• [What is needed]:
Every line below should be set down exactly as it appears.

• [The input]:

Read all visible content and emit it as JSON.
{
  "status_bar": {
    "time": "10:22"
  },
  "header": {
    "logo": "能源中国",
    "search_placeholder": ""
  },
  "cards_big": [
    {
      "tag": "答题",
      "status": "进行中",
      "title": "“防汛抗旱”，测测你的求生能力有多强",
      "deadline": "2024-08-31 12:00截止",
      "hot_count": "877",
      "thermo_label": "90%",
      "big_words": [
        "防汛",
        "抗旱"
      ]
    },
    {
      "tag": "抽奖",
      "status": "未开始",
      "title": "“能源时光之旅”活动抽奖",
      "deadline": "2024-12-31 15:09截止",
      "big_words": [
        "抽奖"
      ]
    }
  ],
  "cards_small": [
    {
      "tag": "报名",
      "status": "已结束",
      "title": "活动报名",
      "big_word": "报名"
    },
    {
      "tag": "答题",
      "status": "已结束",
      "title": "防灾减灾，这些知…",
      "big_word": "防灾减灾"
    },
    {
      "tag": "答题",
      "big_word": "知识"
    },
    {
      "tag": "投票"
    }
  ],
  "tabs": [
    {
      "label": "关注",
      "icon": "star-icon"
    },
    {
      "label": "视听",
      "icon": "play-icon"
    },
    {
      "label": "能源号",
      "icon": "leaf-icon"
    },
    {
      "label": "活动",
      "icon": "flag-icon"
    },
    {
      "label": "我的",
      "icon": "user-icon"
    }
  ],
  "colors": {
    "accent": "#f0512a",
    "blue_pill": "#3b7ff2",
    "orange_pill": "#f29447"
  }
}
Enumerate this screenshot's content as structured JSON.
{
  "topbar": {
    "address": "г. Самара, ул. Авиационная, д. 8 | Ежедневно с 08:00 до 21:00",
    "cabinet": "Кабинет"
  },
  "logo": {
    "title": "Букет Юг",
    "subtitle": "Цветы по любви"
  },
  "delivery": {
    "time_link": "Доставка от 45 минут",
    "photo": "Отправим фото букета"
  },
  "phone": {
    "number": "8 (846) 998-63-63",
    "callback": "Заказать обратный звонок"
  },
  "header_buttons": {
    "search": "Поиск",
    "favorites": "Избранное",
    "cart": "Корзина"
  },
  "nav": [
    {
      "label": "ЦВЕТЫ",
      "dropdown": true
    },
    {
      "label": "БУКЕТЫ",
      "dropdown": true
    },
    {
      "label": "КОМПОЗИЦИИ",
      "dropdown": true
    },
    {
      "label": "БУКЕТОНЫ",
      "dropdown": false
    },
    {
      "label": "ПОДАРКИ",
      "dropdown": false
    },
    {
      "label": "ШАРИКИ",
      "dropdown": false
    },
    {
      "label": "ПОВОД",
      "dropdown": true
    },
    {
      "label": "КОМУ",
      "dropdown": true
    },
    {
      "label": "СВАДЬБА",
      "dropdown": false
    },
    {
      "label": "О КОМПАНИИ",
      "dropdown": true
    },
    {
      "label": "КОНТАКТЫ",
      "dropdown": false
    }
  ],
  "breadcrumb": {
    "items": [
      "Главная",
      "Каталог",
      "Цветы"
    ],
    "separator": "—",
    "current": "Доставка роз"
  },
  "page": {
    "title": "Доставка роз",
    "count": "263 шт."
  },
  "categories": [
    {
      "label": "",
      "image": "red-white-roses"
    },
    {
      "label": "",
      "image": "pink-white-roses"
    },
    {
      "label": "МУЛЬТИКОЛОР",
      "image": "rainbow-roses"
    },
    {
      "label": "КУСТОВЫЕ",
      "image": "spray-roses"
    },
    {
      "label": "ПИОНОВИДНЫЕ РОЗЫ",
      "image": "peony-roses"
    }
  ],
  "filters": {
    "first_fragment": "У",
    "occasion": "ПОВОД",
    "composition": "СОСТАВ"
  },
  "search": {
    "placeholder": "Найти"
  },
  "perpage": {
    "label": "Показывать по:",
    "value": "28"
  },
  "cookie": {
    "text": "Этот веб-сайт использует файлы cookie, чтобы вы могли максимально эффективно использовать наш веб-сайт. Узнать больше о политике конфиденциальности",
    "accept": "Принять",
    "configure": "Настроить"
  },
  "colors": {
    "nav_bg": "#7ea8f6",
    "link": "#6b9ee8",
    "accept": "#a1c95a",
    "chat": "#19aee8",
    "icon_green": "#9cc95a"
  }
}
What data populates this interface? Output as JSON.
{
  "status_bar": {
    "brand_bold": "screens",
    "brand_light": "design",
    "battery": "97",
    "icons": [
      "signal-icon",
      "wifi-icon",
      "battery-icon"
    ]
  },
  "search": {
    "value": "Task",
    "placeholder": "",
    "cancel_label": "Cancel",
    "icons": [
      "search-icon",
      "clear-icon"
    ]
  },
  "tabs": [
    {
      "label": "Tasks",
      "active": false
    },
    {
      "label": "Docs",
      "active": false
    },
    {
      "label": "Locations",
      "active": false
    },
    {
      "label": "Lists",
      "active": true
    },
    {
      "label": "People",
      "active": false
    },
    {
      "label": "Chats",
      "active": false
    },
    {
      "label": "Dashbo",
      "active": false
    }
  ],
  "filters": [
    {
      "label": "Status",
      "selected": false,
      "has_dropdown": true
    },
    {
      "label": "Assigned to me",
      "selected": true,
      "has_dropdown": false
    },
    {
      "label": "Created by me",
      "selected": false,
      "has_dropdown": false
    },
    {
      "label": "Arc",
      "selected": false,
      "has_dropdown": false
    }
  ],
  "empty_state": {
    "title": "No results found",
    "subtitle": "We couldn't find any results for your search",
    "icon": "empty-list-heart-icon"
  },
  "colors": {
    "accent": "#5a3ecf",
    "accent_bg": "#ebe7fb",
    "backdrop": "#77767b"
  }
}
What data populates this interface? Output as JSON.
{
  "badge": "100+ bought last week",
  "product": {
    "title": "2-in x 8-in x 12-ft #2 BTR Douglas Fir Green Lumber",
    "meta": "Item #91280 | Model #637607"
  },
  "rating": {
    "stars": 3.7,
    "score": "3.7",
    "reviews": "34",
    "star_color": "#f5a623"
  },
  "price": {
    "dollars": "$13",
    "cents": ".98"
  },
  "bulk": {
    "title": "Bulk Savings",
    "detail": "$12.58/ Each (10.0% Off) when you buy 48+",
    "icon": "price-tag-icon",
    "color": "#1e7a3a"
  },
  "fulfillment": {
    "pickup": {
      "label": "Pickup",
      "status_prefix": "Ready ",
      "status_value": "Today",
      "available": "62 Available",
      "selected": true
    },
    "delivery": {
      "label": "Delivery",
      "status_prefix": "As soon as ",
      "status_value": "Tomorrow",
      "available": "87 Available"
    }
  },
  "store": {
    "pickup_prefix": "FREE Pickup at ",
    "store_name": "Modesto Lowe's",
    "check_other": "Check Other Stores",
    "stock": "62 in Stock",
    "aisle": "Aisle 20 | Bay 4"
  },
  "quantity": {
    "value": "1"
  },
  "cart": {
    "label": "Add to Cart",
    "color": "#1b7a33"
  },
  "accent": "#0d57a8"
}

• [Result]:
Read all visible content and emit it as JSON.
{
  "status_bar": {
    "time": "10:22"
  },
  "header": {
    "logo": "能源中国",
    "search_placeholder": ""
  },
  "cards_big": [
    {
      "tag": "答题",
      "status": "进行中",
      "title": "“防汛抗旱”，测测你的求生能力有多强",
      "deadline": "2024-08-31 12:00截止",
      "hot_count": "877",
      "thermo_label": "90%",
      "big_words": [
        "防汛",
        "抗旱"
      ]
    },
    {
      "tag": "抽奖",
      "status": "未开始",
      "title": "“能源时光之旅”活动抽奖",
      "deadline": "2024-12-31 15:09截止",
      "big_words": [
        "抽奖"
      ]
    }
  ],
  "cards_small": [
    {
      "tag": "报名",
      "status": "已结束",
      "title": "活动报名",
      "big_word": "报名"
    },
    {
      "tag": "答题",
      "status": "已结束",
      "title": "防灾减灾，这些知…",
      "big_word": "防灾减灾"
    },
    {
      "tag": "答题",
      "big_word": "知识"
    },
    {
      "tag": "投票"
    }
  ],
  "tabs": [
    {
      "label": "关注",
      "icon": "star-icon"
    },
    {
      "label": "视听",
      "icon": "play-icon"
    },
    {
      "label": "能源号",
      "icon": "leaf-icon"
    },
    {
      "label": "活动",
      "icon": "flag-icon"
    },
    {
      "label": "我的",
      "icon": "user-icon"
    }
  ],
  "colors": {
    "accent": "#f0512a",
    "blue_pill": "#3b7ff2",
    "orange_pill": "#f29447"
  }
}
Enumerate this screenshot's content as structured JSON.
{
  "topbar": {
    "address": "г. Самара, ул. Авиационная, д. 8 | Ежедневно с 08:00 до 21:00",
    "cabinet": "Кабинет"
  },
  "logo": {
    "title": "Букет Юг",
    "subtitle": "Цветы по любви"
  },
  "delivery": {
    "time_link": "Доставка от 45 минут",
    "photo": "Отправим фото букета"
  },
  "phone": {
    "number": "8 (846) 998-63-63",
    "callback": "Заказать обратный звонок"
  },
  "header_buttons": {
    "search": "Поиск",
    "favorites": "Избранное",
    "cart": "Корзина"
  },
  "nav": [
    {
      "label": "ЦВЕТЫ",
      "dropdown": true
    },
    {
      "label": "БУКЕТЫ",
      "dropdown": true
    },
    {
      "label": "КОМПОЗИЦИИ",
      "dropdown": true
    },
    {
      "label": "БУКЕТОНЫ",
      "dropdown": false
    },
    {
      "label": "ПОДАРКИ",
      "dropdown": false
    },
    {
      "label": "ШАРИКИ",
      "dropdown": false
    },
    {
      "label": "ПОВОД",
      "dropdown": true
    },
    {
      "label": "КОМУ",
      "dropdown": true
    },
    {
      "label": "СВАДЬБА",
      "dropdown": false
    },
    {
      "label": "О КОМПАНИИ",
      "dropdown": true
    },
    {
      "label": "КОНТАКТЫ",
      "dropdown": false
    }
  ],
  "breadcrumb": {
    "items": [
      "Главная",
      "Каталог",
      "Цветы"
    ],
    "separator": "—",
    "current": "Доставка роз"
  },
  "page": {
    "title": "Доставка роз",
    "count": "263 шт."
  },
  "categories": [
    {
      "label": "",
      "image": "red-white-roses"
    },
    {
      "label": "",
      "image": "pink-white-roses"
    },
    {
      "label": "МУЛЬТИКОЛОР",
      "image": "rainbow-roses"
    },
    {
      "label": "КУСТОВЫЕ",
      "image": "spray-roses"
    },
    {
      "label": "ПИОНОВИДНЫЕ РОЗЫ",
      "image": "peony-roses"
    }
  ],
  "filters": {
    "first_fragment": "У",
    "occasion": "ПОВОД",
    "composition": "СОСТАВ"
  },
  "search": {
    "placeholder": "Найти"
  },
  "perpage": {
    "label": "Показывать по:",
    "value": "28"
  },
  "cookie": {
    "text": "Этот веб-сайт использует файлы cookie, чтобы вы могли максимально эффективно использовать наш веб-сайт. Узнать больше о политике конфиденциальности",
    "accept": "Принять",
    "configure": "Настроить"
  },
  "colors": {
    "nav_bg": "#7ea8f6",
    "link": "#6b9ee8",
    "accept": "#a1c95a",
    "chat": "#19aee8",
    "icon_green": "#9cc95a"
  }
}
What data populates this interface? Output as JSON.
{
  "status_bar": {
    "brand_bold": "screens",
    "brand_light": "design",
    "battery": "97",
    "icons": [
      "signal-icon",
      "wifi-icon",
      "battery-icon"
    ]
  },
  "search": {
    "value": "Task",
    "placeholder": "",
    "cancel_label": "Cancel",
    "icons": [
      "search-icon",
      "clear-icon"
    ]
  },
  "tabs": [
    {
      "label": "Tasks",
      "active": false
    },
    {
      "label": "Docs",
      "active": false
    },
    {
      "label": "Locations",
      "active": false
    },
    {
      "label": "Lists",
      "active": true
    },
    {
      "label": "People",
      "active": false
    },
    {
      "label": "Chats",
      "active": false
    },
    {
      "label": "Dashbo",
      "active": false
    }
  ],
  "filters": [
    {
      "label": "Status",
      "selected": false,
      "has_dropdown": true
    },
    {
      "label": "Assigned to me",
      "selected": true,
      "has_dropdown": false
    },
    {
      "label": "Created by me",
      "selected": false,
      "has_dropdown": false
    },
    {
      "label": "Arc",
      "selected": false,
      "has_dropdown": false
    }
  ],
  "empty_state": {
    "title": "No results found",
    "subtitle": "We couldn't find any results for your search",
    "icon": "empty-list-heart-icon"
  },
  "colors": {
    "accent": "#5a3ecf",
    "accent_bg": "#ebe7fb",
    "backdrop": "#77767b"
  }
}
What data populates this interface? Output as JSON.
{
  "badge": "100+ bought last week",
  "product": {
    "title": "2-in x 8-in x 12-ft #2 BTR Douglas Fir Green Lumber",
    "meta": "Item #91280 | Model #637607"
  },
  "rating": {
    "stars": 3.7,
    "score": "3.7",
    "reviews": "34",
    "star_color": "#f5a623"
  },
  "price": {
    "dollars": "$13",
    "cents": ".98"
  },
  "bulk": {
    "title": "Bulk Savings",
    "detail": "$12.58/ Each (10.0% Off) when you buy 48+",
    "icon": "price-tag-icon",
    "color": "#1e7a3a"
  },
  "fulfillment": {
    "pickup": {
      "label": "Pickup",
      "status_prefix": "Ready ",
      "status_value": "Today",
      "available": "62 Available",
      "selected": true
    },
    "delivery": {
      "label": "Delivery",
      "status_prefix": "As soon as ",
      "status_value": "Tomorrow",
      "available": "87 Available"
    }
  },
  "store": {
    "pickup_prefix": "FREE Pickup at ",
    "store_name": "Modesto Lowe's",
    "check_other": "Check Other Stores",
    "stock": "62 in Stock",
    "aisle": "Aisle 20 | Bay 4"
  },
  "quantity": {
    "value": "1"
  },
  "cart": {
    "label": "Add to Cart",
    "color": "#1b7a33"
  },
  "accent": "#0d57a8"
}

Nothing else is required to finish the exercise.